START Extracted data
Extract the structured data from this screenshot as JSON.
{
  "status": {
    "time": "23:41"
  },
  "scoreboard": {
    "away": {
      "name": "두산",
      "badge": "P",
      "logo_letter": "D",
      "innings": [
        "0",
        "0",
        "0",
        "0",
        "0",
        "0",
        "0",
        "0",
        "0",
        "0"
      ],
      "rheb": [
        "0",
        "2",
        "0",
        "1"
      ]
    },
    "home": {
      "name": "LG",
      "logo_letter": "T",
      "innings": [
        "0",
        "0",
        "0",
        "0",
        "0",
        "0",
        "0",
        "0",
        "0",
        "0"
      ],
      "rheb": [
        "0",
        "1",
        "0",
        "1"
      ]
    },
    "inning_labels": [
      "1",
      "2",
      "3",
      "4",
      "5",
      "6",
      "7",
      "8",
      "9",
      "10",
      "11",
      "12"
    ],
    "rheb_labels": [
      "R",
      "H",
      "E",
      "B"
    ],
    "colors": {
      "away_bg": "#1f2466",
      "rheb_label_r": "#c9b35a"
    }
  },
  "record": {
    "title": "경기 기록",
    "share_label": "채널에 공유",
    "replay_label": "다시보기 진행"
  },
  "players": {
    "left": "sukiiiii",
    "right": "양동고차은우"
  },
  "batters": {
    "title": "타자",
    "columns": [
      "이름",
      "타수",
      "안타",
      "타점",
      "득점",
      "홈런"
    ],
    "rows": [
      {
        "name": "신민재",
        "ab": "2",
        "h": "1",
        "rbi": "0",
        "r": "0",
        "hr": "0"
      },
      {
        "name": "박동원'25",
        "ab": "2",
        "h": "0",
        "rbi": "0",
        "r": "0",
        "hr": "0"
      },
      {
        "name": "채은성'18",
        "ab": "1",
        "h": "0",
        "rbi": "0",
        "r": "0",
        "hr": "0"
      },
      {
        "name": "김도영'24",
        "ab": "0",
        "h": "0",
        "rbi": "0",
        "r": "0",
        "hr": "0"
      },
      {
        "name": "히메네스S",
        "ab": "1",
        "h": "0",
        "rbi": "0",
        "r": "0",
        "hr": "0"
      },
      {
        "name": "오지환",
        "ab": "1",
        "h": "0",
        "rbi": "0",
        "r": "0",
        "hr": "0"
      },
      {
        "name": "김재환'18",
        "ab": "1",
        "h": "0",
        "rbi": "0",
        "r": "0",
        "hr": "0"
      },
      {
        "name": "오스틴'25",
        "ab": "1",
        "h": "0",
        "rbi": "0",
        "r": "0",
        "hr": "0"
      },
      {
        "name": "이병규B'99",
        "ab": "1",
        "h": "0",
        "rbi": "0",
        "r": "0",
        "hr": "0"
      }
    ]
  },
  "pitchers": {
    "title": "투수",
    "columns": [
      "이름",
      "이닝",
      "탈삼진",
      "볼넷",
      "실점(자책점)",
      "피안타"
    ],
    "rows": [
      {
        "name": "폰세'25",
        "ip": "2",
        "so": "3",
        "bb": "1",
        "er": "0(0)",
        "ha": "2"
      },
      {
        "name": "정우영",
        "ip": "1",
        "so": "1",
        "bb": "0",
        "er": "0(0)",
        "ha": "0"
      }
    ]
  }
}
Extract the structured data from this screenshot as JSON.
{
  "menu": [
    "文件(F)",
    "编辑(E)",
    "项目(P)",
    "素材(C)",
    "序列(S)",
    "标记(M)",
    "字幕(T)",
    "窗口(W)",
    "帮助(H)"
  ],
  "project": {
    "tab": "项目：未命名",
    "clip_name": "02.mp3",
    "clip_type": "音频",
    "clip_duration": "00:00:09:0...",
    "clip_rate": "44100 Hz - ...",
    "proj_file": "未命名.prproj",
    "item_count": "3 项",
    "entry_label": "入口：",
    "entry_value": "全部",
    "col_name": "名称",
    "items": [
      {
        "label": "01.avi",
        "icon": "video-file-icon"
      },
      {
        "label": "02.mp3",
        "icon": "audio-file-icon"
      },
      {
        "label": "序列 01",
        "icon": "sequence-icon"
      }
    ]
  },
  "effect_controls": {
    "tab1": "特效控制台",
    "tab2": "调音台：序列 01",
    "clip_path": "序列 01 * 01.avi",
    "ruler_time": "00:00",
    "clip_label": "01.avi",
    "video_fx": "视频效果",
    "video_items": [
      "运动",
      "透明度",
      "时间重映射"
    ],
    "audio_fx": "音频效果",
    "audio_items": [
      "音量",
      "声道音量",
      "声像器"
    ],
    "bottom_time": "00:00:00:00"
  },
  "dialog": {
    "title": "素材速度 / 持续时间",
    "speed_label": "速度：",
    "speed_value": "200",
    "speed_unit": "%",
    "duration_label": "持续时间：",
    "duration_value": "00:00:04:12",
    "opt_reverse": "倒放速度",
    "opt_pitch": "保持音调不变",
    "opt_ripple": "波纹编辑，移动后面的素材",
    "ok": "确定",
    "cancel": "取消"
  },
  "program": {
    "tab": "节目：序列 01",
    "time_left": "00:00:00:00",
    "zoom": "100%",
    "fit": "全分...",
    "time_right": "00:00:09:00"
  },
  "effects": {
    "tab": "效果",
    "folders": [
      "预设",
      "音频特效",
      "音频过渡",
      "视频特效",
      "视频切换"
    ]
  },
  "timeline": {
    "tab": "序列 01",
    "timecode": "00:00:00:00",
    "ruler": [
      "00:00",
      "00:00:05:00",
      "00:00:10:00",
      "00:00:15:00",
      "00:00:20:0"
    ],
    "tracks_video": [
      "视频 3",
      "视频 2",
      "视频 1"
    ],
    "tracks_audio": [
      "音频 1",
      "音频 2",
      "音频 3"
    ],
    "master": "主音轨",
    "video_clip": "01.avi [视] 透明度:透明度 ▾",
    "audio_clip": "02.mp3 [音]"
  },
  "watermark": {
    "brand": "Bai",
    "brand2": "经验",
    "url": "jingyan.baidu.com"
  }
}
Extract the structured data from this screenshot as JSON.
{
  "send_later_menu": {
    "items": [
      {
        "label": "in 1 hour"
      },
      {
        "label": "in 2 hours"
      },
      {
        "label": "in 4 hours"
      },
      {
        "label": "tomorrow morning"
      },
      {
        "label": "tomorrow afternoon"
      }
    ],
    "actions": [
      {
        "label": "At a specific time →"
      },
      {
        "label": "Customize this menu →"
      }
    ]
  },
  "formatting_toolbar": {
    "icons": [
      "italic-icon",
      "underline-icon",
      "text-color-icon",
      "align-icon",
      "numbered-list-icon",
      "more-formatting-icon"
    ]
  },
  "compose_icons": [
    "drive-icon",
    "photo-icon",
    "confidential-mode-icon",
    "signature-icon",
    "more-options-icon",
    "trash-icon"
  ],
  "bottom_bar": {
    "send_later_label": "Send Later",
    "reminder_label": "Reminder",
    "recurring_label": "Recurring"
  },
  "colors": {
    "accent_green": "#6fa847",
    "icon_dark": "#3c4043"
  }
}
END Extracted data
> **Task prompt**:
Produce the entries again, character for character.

> **Response**:
Extract the structured data from this screenshot as JSON.
{
  "status": {
    "time": "23:41"
  },
  "scoreboard": {
    "away": {
      "name": "두산",
      "badge": "P",
      "logo_letter": "D",
      "innings": [
        "0",
        "0",
        "0",
        "0",
        "0",
        "0",
        "0",
        "0",
        "0",
        "0"
      ],
      "rheb": [
        "0",
        "2",
        "0",
        "1"
      ]
    },
    "home": {
      "name": "LG",
      "logo_letter": "T",
      "innings": [
        "0",
        "0",
        "0",
        "0",
        "0",
        "0",
        "0",
        "0",
        "0",
        "0"
      ],
      "rheb": [
        "0",
        "1",
        "0",
        "1"
      ]
    },
    "inning_labels": [
      "1",
      "2",
      "3",
      "4",
      "5",
      "6",
      "7",
      "8",
      "9",
      "10",
      "11",
      "12"
    ],
    "rheb_labels": [
      "R",
      "H",
      "E",
      "B"
    ],
    "colors": {
      "away_bg": "#1f2466",
      "rheb_label_r": "#c9b35a"
    }
  },
  "record": {
    "title": "경기 기록",
    "share_label": "채널에 공유",
    "replay_label": "다시보기 진행"
  },
  "players": {
    "left": "sukiiiii",
    "right": "양동고차은우"
  },
  "batters": {
    "title": "타자",
    "columns": [
      "이름",
      "타수",
      "안타",
      "타점",
      "득점",
      "홈런"
    ],
    "rows": [
      {
        "name": "신민재",
        "ab": "2",
        "h": "1",
        "rbi": "0",
        "r": "0",
        "hr": "0"
      },
      {
        "name": "박동원'25",
        "ab": "2",
        "h": "0",
        "rbi": "0",
        "r": "0",
        "hr": "0"
      },
      {
        "name": "채은성'18",
        "ab": "1",
        "h": "0",
        "rbi": "0",
        "r": "0",
        "hr": "0"
      },
      {
        "name": "김도영'24",
        "ab": "0",
        "h": "0",
        "rbi": "0",
        "r": "0",
        "hr": "0"
      },
      {
        "name": "히메네스S",
        "ab": "1",
        "h": "0",
        "rbi": "0",
        "r": "0",
        "hr": "0"
      },
      {
        "name": "오지환",
        "ab": "1",
        "h": "0",
        "rbi": "0",
        "r": "0",
        "hr": "0"
      },
      {
        "name": "김재환'18",
        "ab": "1",
        "h": "0",
        "rbi": "0",
        "r": "0",
        "hr": "0"
      },
      {
        "name": "오스틴'25",
        "ab": "1",
        "h": "0",
        "rbi": "0",
        "r": "0",
        "hr": "0"
      },
      {
        "name": "이병규B'99",
        "ab": "1",
        "h": "0",
        "rbi": "0",
        "r": "0",
        "hr": "0"
      }
    ]
  },
  "pitchers": {
    "title": "투수",
    "columns": [
      "이름",
      "이닝",
      "탈삼진",
      "볼넷",
      "실점(자책점)",
      "피안타"
    ],
    "rows": [
      {
        "name": "폰세'25",
        "ip": "2",
        "so": "3",
        "bb": "1",
        "er": "0(0)",
        "ha": "2"
      },
      {
        "name": "정우영",
        "ip": "1",
        "so": "1",
        "bb": "0",
        "er": "0(0)",
        "ha": "0"
      }
    ]
  }
}
Extract the structured data from this screenshot as JSON.
{
  "menu": [
    "文件(F)",
    "编辑(E)",
    "项目(P)",
    "素材(C)",
    "序列(S)",
    "标记(M)",
    "字幕(T)",
    "窗口(W)",
    "帮助(H)"
  ],
  "project": {
    "tab": "项目：未命名",
    "clip_name": "02.mp3",
    "clip_type": "音频",
    "clip_duration": "00:00:09:0...",
    "clip_rate": "44100 Hz - ...",
    "proj_file": "未命名.prproj",
    "item_count": "3 项",
    "entry_label": "入口：",
    "entry_value": "全部",
    "col_name": "名称",
    "items": [
      {
        "label": "01.avi",
        "icon": "video-file-icon"
      },
      {
        "label": "02.mp3",
        "icon": "audio-file-icon"
      },
      {
        "label": "序列 01",
        "icon": "sequence-icon"
      }
    ]
  },
  "effect_controls": {
    "tab1": "特效控制台",
    "tab2": "调音台：序列 01",
    "clip_path": "序列 01 * 01.avi",
    "ruler_time": "00:00",
    "clip_label": "01.avi",
    "video_fx": "视频效果",
    "video_items": [
      "运动",
      "透明度",
      "时间重映射"
    ],
    "audio_fx": "音频效果",
    "audio_items": [
      "音量",
      "声道音量",
      "声像器"
    ],
    "bottom_time": "00:00:00:00"
  },
  "dialog": {
    "title": "素材速度 / 持续时间",
    "speed_label": "速度：",
    "speed_value": "200",
    "speed_unit": "%",
    "duration_label": "持续时间：",
    "duration_value": "00:00:04:12",
    "opt_reverse": "倒放速度",
    "opt_pitch": "保持音调不变",
    "opt_ripple": "波纹编辑，移动后面的素材",
    "ok": "确定",
    "cancel": "取消"
  },
  "program": {
    "tab": "节目：序列 01",
    "time_left": "00:00:00:00",
    "zoom": "100%",
    "fit": "全分...",
    "time_right": "00:00:09:00"
  },
  "effects": {
    "tab": "效果",
    "folders": [
      "预设",
      "音频特效",
      "音频过渡",
      "视频特效",
      "视频切换"
    ]
  },
  "timeline": {
    "tab": "序列 01",
    "timecode": "00:00:00:00",
    "ruler": [
      "00:00",
      "00:00:05:00",
      "00:00:10:00",
      "00:00:15:00",
      "00:00:20:0"
    ],
    "tracks_video": [
      "视频 3",
      "视频 2",
      "视频 1"
    ],
    "tracks_audio": [
      "音频 1",
      "音频 2",
      "音频 3"
    ],
    "master": "主音轨",
    "video_clip": "01.avi [视] 透明度:透明度 ▾",
    "audio_clip": "02.mp3 [音]"
  },
  "watermark": {
    "brand": "Bai",
    "brand2": "经验",
    "url": "jingyan.baidu.com"
  }
}
Extract the structured data from this screenshot as JSON.
{
  "send_later_menu": {
    "items": [
      {
        "label": "in 1 hour"
      },
      {
        "label": "in 2 hours"
      },
      {
        "label": "in 4 hours"
      },
      {
        "label": "tomorrow morning"
      },
      {
        "label": "tomorrow afternoon"
      }
    ],
    "actions": [
      {
        "label": "At a specific time →"
      },
      {
        "label": "Customize this menu →"
      }
    ]
  },
  "formatting_toolbar": {
    "icons": [
      "italic-icon",
      "underline-icon",
      "text-color-icon",
      "align-icon",
      "numbered-list-icon",
      "more-formatting-icon"
    ]
  },
  "compose_icons": [
    "drive-icon",
    "photo-icon",
    "confidential-mode-icon",
    "signature-icon",
    "more-options-icon",
    "trash-icon"
  ],
  "bottom_bar": {
    "send_later_label": "Send Later",
    "reminder_label": "Reminder",
    "recurring_label": "Recurring"
  },
  "colors": {
    "accent_green": "#6fa847",
    "icon_dark": "#3c4043"
  }
}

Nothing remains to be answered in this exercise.